Task instructions: Except for the images, repeat the entries below word for word.
■ ■ ■ ■ ■
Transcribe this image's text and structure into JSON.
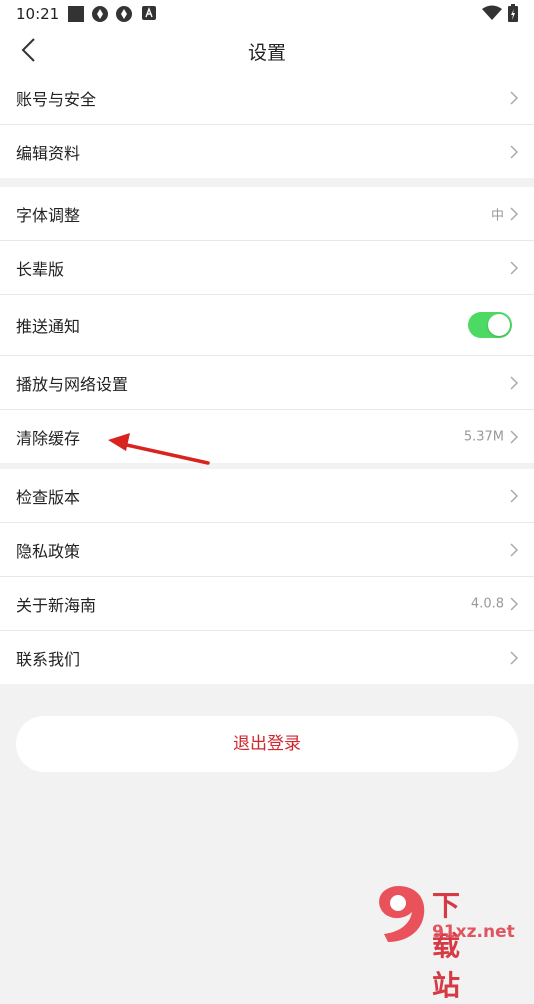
{
  "status_bar": {
    "time": "10:21"
  },
  "header": {
    "title": "设置",
    "back_icon": "chevron-left-icon"
  },
  "groups": [
    {
      "items": [
        {
          "label": "账号与安全",
          "value": "",
          "control": "chevron"
        },
        {
          "label": "编辑资料",
          "value": "",
          "control": "chevron"
        }
      ]
    },
    {
      "items": [
        {
          "label": "字体调整",
          "value": "中",
          "control": "chevron"
        },
        {
          "label": "长辈版",
          "value": "",
          "control": "chevron"
        },
        {
          "label": "推送通知",
          "value": "",
          "control": "toggle",
          "toggle_on": true
        },
        {
          "label": "播放与网络设置",
          "value": "",
          "control": "chevron"
        },
        {
          "label": "清除缓存",
          "value": "5.37M",
          "control": "chevron"
        }
      ]
    },
    {
      "items": [
        {
          "label": "检查版本",
          "value": "",
          "control": "chevron"
        },
        {
          "label": "隐私政策",
          "value": "",
          "control": "chevron"
        },
        {
          "label": "关于新海南",
          "value": "4.0.8",
          "control": "chevron"
        },
        {
          "label": "联系我们",
          "value": "",
          "control": "chevron"
        }
      ]
    }
  ],
  "logout": {
    "label": "退出登录"
  },
  "colors": {
    "accent_red": "#d0272e",
    "toggle_on": "#4cd964",
    "background": "#f2f2f2"
  },
  "watermark": {
    "brand_cn": "下载站",
    "brand_url": "91xz.net"
  }
}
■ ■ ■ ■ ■
Response to the task:
Transcribe this image's text and structure into JSON.
{
  "status_bar": {
    "time": "10:21"
  },
  "header": {
    "title": "设置",
    "back_icon": "chevron-left-icon"
  },
  "groups": [
    {
      "items": [
        {
          "label": "账号与安全",
          "value": "",
          "control": "chevron"
        },
        {
          "label": "编辑资料",
          "value": "",
          "control": "chevron"
        }
      ]
    },
    {
      "items": [
        {
          "label": "字体调整",
          "value": "中",
          "control": "chevron"
        },
        {
          "label": "长辈版",
          "value": "",
          "control": "chevron"
        },
        {
          "label": "推送通知",
          "value": "",
          "control": "toggle",
          "toggle_on": true
        },
        {
          "label": "播放与网络设置",
          "value": "",
          "control": "chevron"
        },
        {
          "label": "清除缓存",
          "value": "5.37M",
          "control": "chevron"
        }
      ]
    },
    {
      "items": [
        {
          "label": "检查版本",
          "value": "",
          "control": "chevron"
        },
        {
          "label": "隐私政策",
          "value": "",
          "control": "chevron"
        },
        {
          "label": "关于新海南",
          "value": "4.0.8",
          "control": "chevron"
        },
        {
          "label": "联系我们",
          "value": "",
          "control": "chevron"
        }
      ]
    }
  ],
  "logout": {
    "label": "退出登录"
  },
  "colors": {
    "accent_red": "#d0272e",
    "toggle_on": "#4cd964",
    "background": "#f2f2f2"
  },
  "watermark": {
    "brand_cn": "下载站",
    "brand_url": "91xz.net"
  }
}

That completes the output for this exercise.